» Your objective
Give the records again word for word. Leave every picture out.

[Dataset rows describing interfaces]
----------------------------------------

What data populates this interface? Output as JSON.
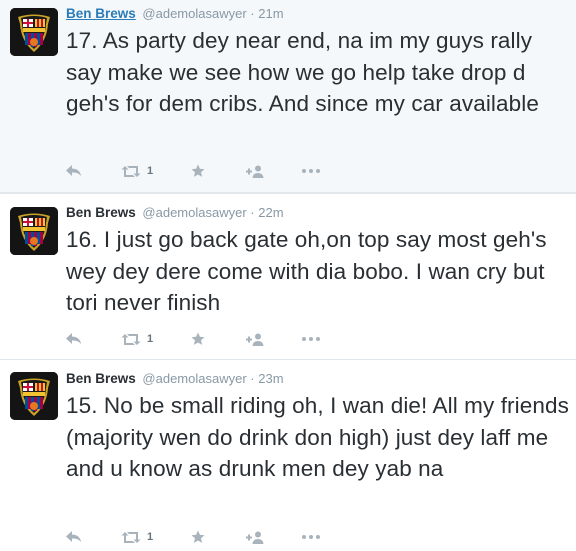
{
  "tweets": [
    {
      "name": "Ben Brews",
      "handle": "@ademolasawyer",
      "separator": "·",
      "time": "21m",
      "text": "17. As party dey near end, na im my guys rally say make we see how we go help take drop d geh's for dem cribs. And since my car available",
      "retweets": "1"
    },
    {
      "name": "Ben Brews",
      "handle": "@ademolasawyer",
      "separator": "·",
      "time": "22m",
      "text": "16. I just go back gate oh,on top say most geh's wey dey dere come with dia bobo. I wan cry but tori never finish",
      "retweets": "1"
    },
    {
      "name": "Ben Brews",
      "handle": "@ademolasawyer",
      "separator": "·",
      "time": "23m",
      "text": "15. No be small riding oh, I wan die! All my friends (majority wen do drink don high) just dey laff me and u know as drunk men dey yab na",
      "retweets": "1"
    }
  ],
  "icons": {
    "reply": "reply-icon",
    "retweet": "retweet-icon",
    "favorite": "star-icon",
    "follow": "follow-icon",
    "more": "more-icon"
  },
  "colors": {
    "highlight_background": "#f5f8fa",
    "name_link": "#2b7bb9",
    "meta_gray": "#8899a6",
    "action_gray": "#a8b3bc",
    "divider": "#e1e8ed"
  }
}
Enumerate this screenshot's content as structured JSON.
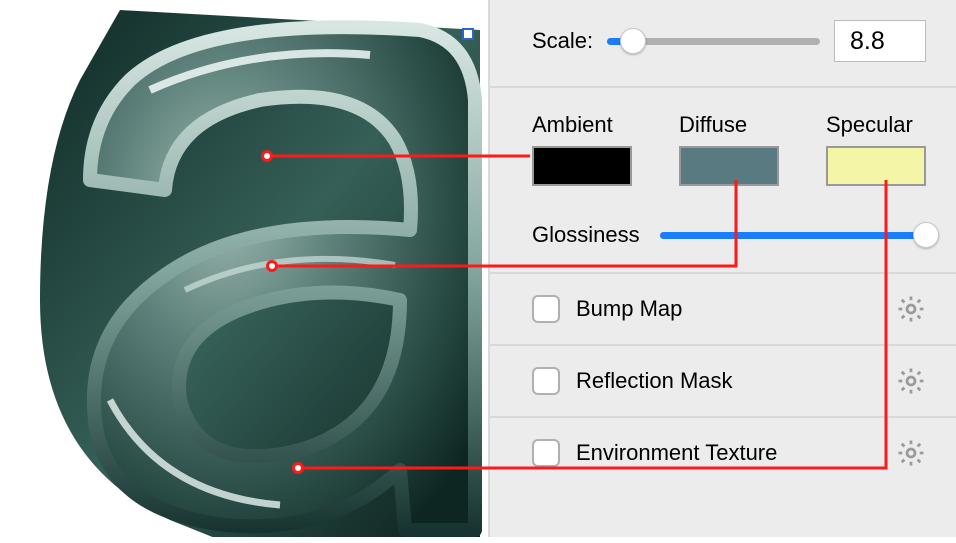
{
  "scale": {
    "label": "Scale:",
    "value": "8.8",
    "fill_percent": 12
  },
  "swatches": {
    "ambient": {
      "label": "Ambient",
      "color": "#000000"
    },
    "diffuse": {
      "label": "Diffuse",
      "color": "#5a7a82"
    },
    "specular": {
      "label": "Specular",
      "color": "#f4f5a7"
    }
  },
  "glossiness": {
    "label": "Glossiness",
    "fill_percent": 100
  },
  "checkboxes": {
    "bump": {
      "label": "Bump Map",
      "checked": false
    },
    "reflection": {
      "label": "Reflection Mask",
      "checked": false
    },
    "environment": {
      "label": "Environment Texture",
      "checked": false
    }
  }
}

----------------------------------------

» Output
What data populates this interface? Output as JSON.
{
  "tweets": [
    {
      "name": "Ben Brews",
      "handle": "@ademolasawyer",
      "separator": "·",
      "time": "21m",
      "text": "17. As party dey near end, na im my guys rally say make we see how we go help take drop d geh's for dem cribs. And since my car available",
      "retweets": "1"
    },
    {
      "name": "Ben Brews",
      "handle": "@ademolasawyer",
      "separator": "·",
      "time": "22m",
      "text": "16. I just go back gate oh,on top say most geh's wey dey dere come with dia bobo. I wan cry but tori never finish",
      "retweets": "1"
    },
    {
      "name": "Ben Brews",
      "handle": "@ademolasawyer",
      "separator": "·",
      "time": "23m",
      "text": "15. No be small riding oh, I wan die! All my friends (majority wen do drink don high) just dey laff me and u know as drunk men dey yab na",
      "retweets": "1"
    }
  ],
  "icons": {
    "reply": "reply-icon",
    "retweet": "retweet-icon",
    "favorite": "star-icon",
    "follow": "follow-icon",
    "more": "more-icon"
  },
  "colors": {
    "highlight_background": "#f5f8fa",
    "name_link": "#2b7bb9",
    "meta_gray": "#8899a6",
    "action_gray": "#a8b3bc",
    "divider": "#e1e8ed"
  }
}
Enumerate this screenshot's content as structured JSON.
{
  "scale": {
    "label": "Scale:",
    "value": "8.8",
    "fill_percent": 12
  },
  "swatches": {
    "ambient": {
      "label": "Ambient",
      "color": "#000000"
    },
    "diffuse": {
      "label": "Diffuse",
      "color": "#5a7a82"
    },
    "specular": {
      "label": "Specular",
      "color": "#f4f5a7"
    }
  },
  "glossiness": {
    "label": "Glossiness",
    "fill_percent": 100
  },
  "checkboxes": {
    "bump": {
      "label": "Bump Map",
      "checked": false
    },
    "reflection": {
      "label": "Reflection Mask",
      "checked": false
    },
    "environment": {
      "label": "Environment Texture",
      "checked": false
    }
  }
}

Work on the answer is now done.